All of the entries need to be printed again exactly; pictures are the only thing to omit.
Supplied material START
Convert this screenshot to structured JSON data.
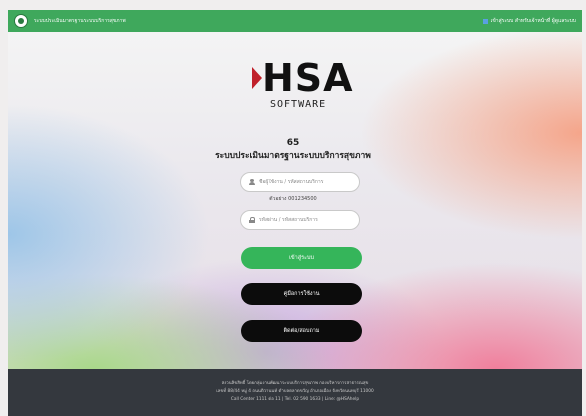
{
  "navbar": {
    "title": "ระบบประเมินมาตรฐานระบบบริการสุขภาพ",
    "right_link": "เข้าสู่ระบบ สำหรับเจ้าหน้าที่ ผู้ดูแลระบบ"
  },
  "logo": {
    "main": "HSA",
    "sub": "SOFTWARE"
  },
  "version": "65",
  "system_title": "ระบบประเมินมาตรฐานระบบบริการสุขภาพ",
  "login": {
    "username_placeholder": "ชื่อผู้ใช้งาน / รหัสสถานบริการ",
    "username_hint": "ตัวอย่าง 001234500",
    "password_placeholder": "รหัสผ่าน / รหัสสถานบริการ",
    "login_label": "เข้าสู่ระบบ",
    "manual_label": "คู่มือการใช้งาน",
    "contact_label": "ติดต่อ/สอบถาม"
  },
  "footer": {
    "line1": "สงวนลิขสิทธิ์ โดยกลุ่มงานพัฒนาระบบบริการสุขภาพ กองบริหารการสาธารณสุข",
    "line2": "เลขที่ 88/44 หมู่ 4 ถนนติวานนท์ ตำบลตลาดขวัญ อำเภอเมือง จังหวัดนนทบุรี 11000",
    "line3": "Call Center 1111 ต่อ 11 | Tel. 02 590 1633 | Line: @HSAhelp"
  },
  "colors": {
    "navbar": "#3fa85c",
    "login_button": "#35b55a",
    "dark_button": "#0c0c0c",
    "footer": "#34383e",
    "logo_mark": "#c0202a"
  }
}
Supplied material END
◆ Answer below
Convert this screenshot to structured JSON data.
{
  "navbar": {
    "title": "ระบบประเมินมาตรฐานระบบบริการสุขภาพ",
    "right_link": "เข้าสู่ระบบ สำหรับเจ้าหน้าที่ ผู้ดูแลระบบ"
  },
  "logo": {
    "main": "HSA",
    "sub": "SOFTWARE"
  },
  "version": "65",
  "system_title": "ระบบประเมินมาตรฐานระบบบริการสุขภาพ",
  "login": {
    "username_placeholder": "ชื่อผู้ใช้งาน / รหัสสถานบริการ",
    "username_hint": "ตัวอย่าง 001234500",
    "password_placeholder": "รหัสผ่าน / รหัสสถานบริการ",
    "login_label": "เข้าสู่ระบบ",
    "manual_label": "คู่มือการใช้งาน",
    "contact_label": "ติดต่อ/สอบถาม"
  },
  "footer": {
    "line1": "สงวนลิขสิทธิ์ โดยกลุ่มงานพัฒนาระบบบริการสุขภาพ กองบริหารการสาธารณสุข",
    "line2": "เลขที่ 88/44 หมู่ 4 ถนนติวานนท์ ตำบลตลาดขวัญ อำเภอเมือง จังหวัดนนทบุรี 11000",
    "line3": "Call Center 1111 ต่อ 11 | Tel. 02 590 1633 | Line: @HSAhelp"
  },
  "colors": {
    "navbar": "#3fa85c",
    "login_button": "#35b55a",
    "dark_button": "#0c0c0c",
    "footer": "#34383e",
    "logo_mark": "#c0202a"
  }
}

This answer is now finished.